Translated by: José Chaiça
Putin places the New START agreement on hold
The New START agreement (New Strategic Arms Reduction Treaty) signed between Russia and the United States of America in 2010, whose validity had been extended into 2026, two years ago, was suspended on Tuesday (21st). The bilateral agreement aimed to restrict the number of nuclear warheads both states possess, whose arsenals are the largest in the world, and allowed them to monitor each other, 18 times a year on the ground.
Despite its unilateral suspension, Russia did not withdraw from it completely.
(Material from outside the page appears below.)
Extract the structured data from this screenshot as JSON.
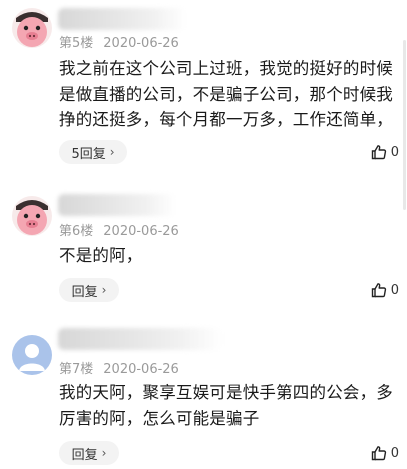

This suspension came at the same time as US President Joe Biden was making a surprise visit to Kiev, to meet with President Volodymyr Zelensky. For Putin, this was a forced decision, “I am forced to announce today that Russia is suspending its participation in the strategic offensive arms treaty” – he said, and also stressed the idea that Russia will not lose a direct conflict, through the means of conventional warfare. Putin also accused the West, of actively engaging in attempts to target Russia’s strategic air bases.
Later, in its first official response, US Secretary of State Antony Blinken called Russia’s decision unfortunate and irresponsible, and stressed that the United States would continue to act responsibly in that area. Biden, when confronted with the issue, said it was just a big mistake.
The European Union approves the 10th sanctions package against Russia
The date, 24 February, is a symbolic one as it marks one year of conflict, and European Union member states agreed on the tenth package of sanctions against Russia and its allies.
In an attempt to continue to help Ukraine to win the war, the tenth package of sanctions increases the pressure on Russia and those countries that support her effort.
This package features suspensions on European exports to Russia worth 11 billion Euros, depriving the Russian economy of industrial and technological supplies, essential to Russia’s war effort and in an attempt to limit its capacity. It also includes specific measures to counter misinformation, spread by the Russian government.
It also added 121 senior Russian and Iranian government and military officials to the sanctions list, which now totals 1473 individuals and 205 entities.
The agreement was marked by differences of opinion among European countries, about the measures to be applied to Russian trade, with Italy calling for lighter sanctions and Poland requesting more restrictive measures.
G20 countries condemn Russia for the armed conflict in Ukraine
The G20 meeting, of the world’s 20 largest economies, was held on Friday 24th February, in Bengaluru, India.
The main host, Indian Prime Minister Narendra Modi, avoided using the word “war” at the meeting, marked by an attempt to draft an agreement on the war in Ukraine, which Russia and China vehemently opposed. Russia also blamed the West for undermining the real purpose of the ministers’ meeting, by forcing a joint statement by the group, on the conflict.
Without unanimity, the meeting ended with a single declaration of condemnation of the conflict, by the majority of the group.
China strongly condemns the visit of a senior Pentagon official to Taiwan
Yemen’s southern separatists demand to enter peace talks with Saudi Arabia, to be held in Oman
The United Nations Development Programme (UNDP) has estimated that 1.5 million Turks have been left homeless, following the earthquake last February 6th and 20th
Be the first to comment on "20th-26th February 2023"